# [WORK INSTRUCTION]
Among the entries that follow, some lines contain the word "Mesuere". Show all of them.
****************
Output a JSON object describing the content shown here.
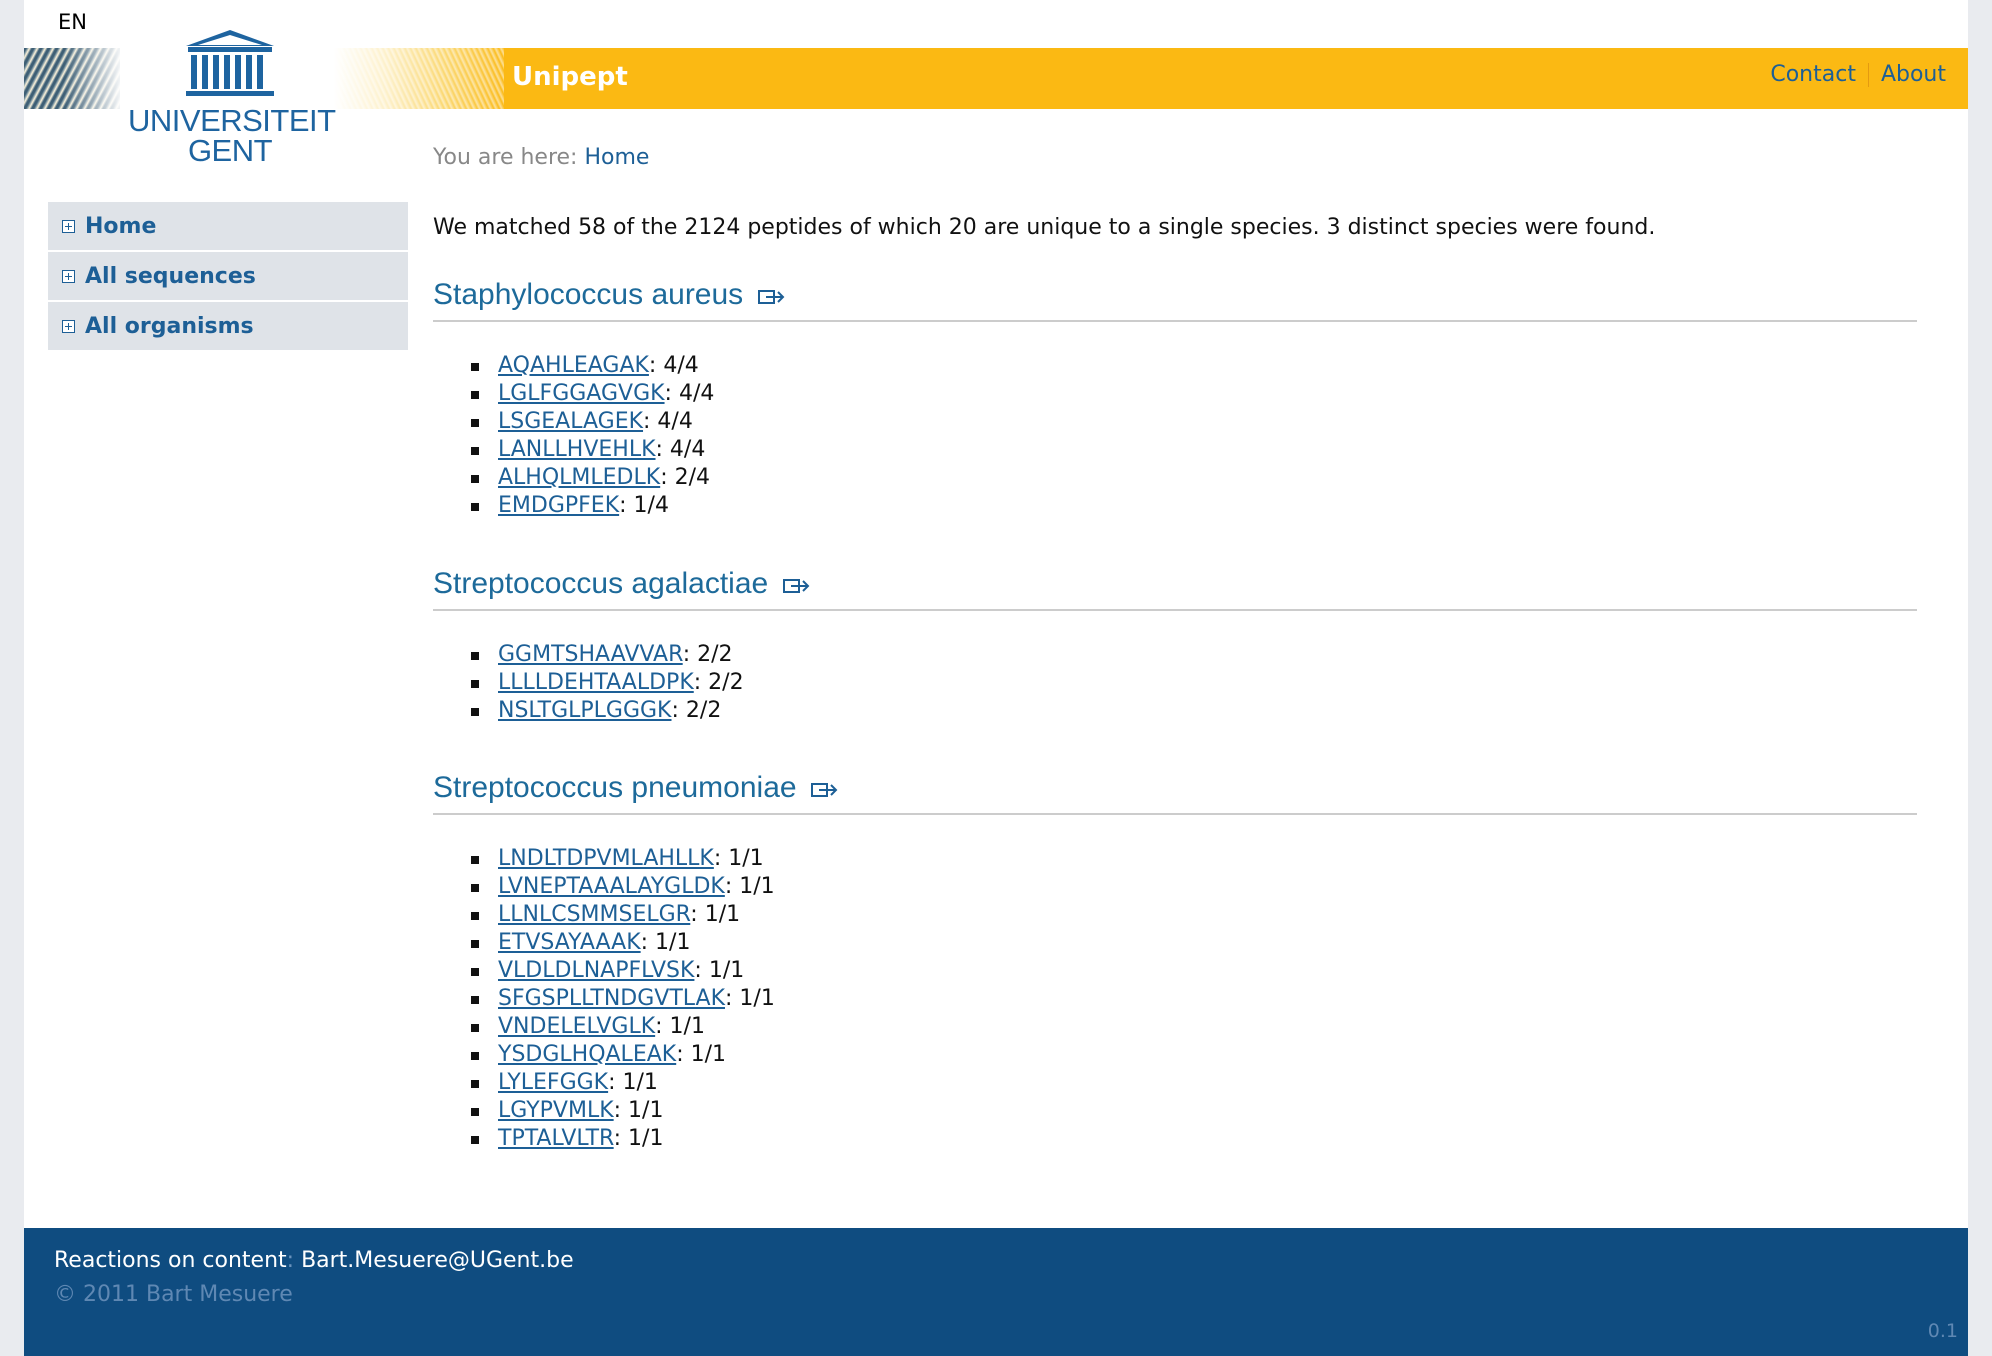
{
  "language": "EN",
  "header": {
    "site_title": "Unipept",
    "logo_line1": "UNIVERSITEIT",
    "logo_line2": "GENT",
    "links": {
      "contact": "Contact",
      "about": "About"
    }
  },
  "breadcrumb": {
    "prefix": "You are here:",
    "current": "Home"
  },
  "sidebar": {
    "items": [
      {
        "label": "Home"
      },
      {
        "label": "All sequences"
      },
      {
        "label": "All organisms"
      }
    ]
  },
  "summary": "We matched 58 of the 2124 peptides of which 20 are unique to a single species. 3 distinct species were found.",
  "species": [
    {
      "name": "Staphylococcus aureus",
      "peptides": [
        {
          "seq": "AQAHLEAGAK",
          "count": ": 4/4"
        },
        {
          "seq": "LGLFGGAGVGK",
          "count": ": 4/4"
        },
        {
          "seq": "LSGEALAGEK",
          "count": ": 4/4"
        },
        {
          "seq": "LANLLHVEHLK",
          "count": ": 4/4"
        },
        {
          "seq": "ALHQLMLEDLK",
          "count": ": 2/4"
        },
        {
          "seq": "EMDGPFEK",
          "count": ": 1/4"
        }
      ]
    },
    {
      "name": "Streptococcus agalactiae",
      "peptides": [
        {
          "seq": "GGMTSHAAVVAR",
          "count": ": 2/2"
        },
        {
          "seq": "LLLLDEHTAALDPK",
          "count": ": 2/2"
        },
        {
          "seq": "NSLTGLPLGGGK",
          "count": ": 2/2"
        }
      ]
    },
    {
      "name": "Streptococcus pneumoniae",
      "peptides": [
        {
          "seq": "LNDLTDPVMLAHLLK",
          "count": ": 1/1"
        },
        {
          "seq": "LVNEPTAAALAYGLDK",
          "count": ": 1/1"
        },
        {
          "seq": "LLNLCSMMSELGR",
          "count": ": 1/1"
        },
        {
          "seq": "ETVSAYAAAK",
          "count": ": 1/1"
        },
        {
          "seq": "VLDLDLNAPFLVSK",
          "count": ": 1/1"
        },
        {
          "seq": "SFGSPLLTNDGVTLAK",
          "count": ": 1/1"
        },
        {
          "seq": "VNDELELVGLK",
          "count": ": 1/1"
        },
        {
          "seq": "YSDGLHQALEAK",
          "count": ": 1/1"
        },
        {
          "seq": "LYLEFGGK",
          "count": ": 1/1"
        },
        {
          "seq": "LGYPVMLK",
          "count": ": 1/1"
        },
        {
          "seq": "TPTALVLTR",
          "count": ": 1/1"
        }
      ]
    }
  ],
  "footer": {
    "reactions_label": "Reactions on content",
    "reactions_colon": ":",
    "email": "Bart.Mesuere@UGent.be",
    "copyright": "© 2011 Bart Mesuere",
    "version": "0.1"
  },
  "colors": {
    "banner": "#fbb913",
    "footer": "#0f4c80",
    "link": "#1d5f96",
    "species_heading": "#1d6a9a"
  }
}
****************
# [OUTPUT OF THE TASK]
    "email": "Bart.Mesuere@UGent.be",
    "copyright": "© 2011 Bart Mesuere",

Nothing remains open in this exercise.